**Problem to work on:**
Your reply should reproduce each record precisely as written.

[App and web page records]
= Beginning of Section =
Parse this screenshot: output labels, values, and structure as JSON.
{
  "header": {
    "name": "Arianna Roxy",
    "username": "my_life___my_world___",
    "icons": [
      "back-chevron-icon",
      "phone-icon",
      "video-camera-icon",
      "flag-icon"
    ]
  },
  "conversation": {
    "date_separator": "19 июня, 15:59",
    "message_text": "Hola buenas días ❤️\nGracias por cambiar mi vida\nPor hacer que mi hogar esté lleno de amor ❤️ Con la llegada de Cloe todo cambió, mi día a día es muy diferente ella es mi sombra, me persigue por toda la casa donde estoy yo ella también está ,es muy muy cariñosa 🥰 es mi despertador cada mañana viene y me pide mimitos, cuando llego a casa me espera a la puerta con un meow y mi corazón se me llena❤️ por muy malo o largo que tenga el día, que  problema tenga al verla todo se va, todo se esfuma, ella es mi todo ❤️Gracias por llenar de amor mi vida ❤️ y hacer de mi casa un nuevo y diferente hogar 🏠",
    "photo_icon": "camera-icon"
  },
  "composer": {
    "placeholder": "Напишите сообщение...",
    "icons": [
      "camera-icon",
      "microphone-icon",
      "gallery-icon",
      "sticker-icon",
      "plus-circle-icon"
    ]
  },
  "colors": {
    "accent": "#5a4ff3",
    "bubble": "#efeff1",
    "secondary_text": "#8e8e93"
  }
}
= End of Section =
**Answer to the problem:**
Parse this screenshot: output labels, values, and structure as JSON.
{
  "header": {
    "name": "Arianna Roxy",
    "username": "my_life___my_world___",
    "icons": [
      "back-chevron-icon",
      "phone-icon",
      "video-camera-icon",
      "flag-icon"
    ]
  },
  "conversation": {
    "date_separator": "19 июня, 15:59",
    "message_text": "Hola buenas días ❤️\nGracias por cambiar mi vida\nPor hacer que mi hogar esté lleno de amor ❤️ Con la llegada de Cloe todo cambió, mi día a día es muy diferente ella es mi sombra, me persigue por toda la casa donde estoy yo ella también está ,es muy muy cariñosa 🥰 es mi despertador cada mañana viene y me pide mimitos, cuando llego a casa me espera a la puerta con un meow y mi corazón se me llena❤️ por muy malo o largo que tenga el día, que  problema tenga al verla todo se va, todo se esfuma, ella es mi todo ❤️Gracias por llenar de amor mi vida ❤️ y hacer de mi casa un nuevo y diferente hogar 🏠",
    "photo_icon": "camera-icon"
  },
  "composer": {
    "placeholder": "Напишите сообщение...",
    "icons": [
      "camera-icon",
      "microphone-icon",
      "gallery-icon",
      "sticker-icon",
      "plus-circle-icon"
    ]
  },
  "colors": {
    "accent": "#5a4ff3",
    "bubble": "#efeff1",
    "secondary_text": "#8e8e93"
  }
}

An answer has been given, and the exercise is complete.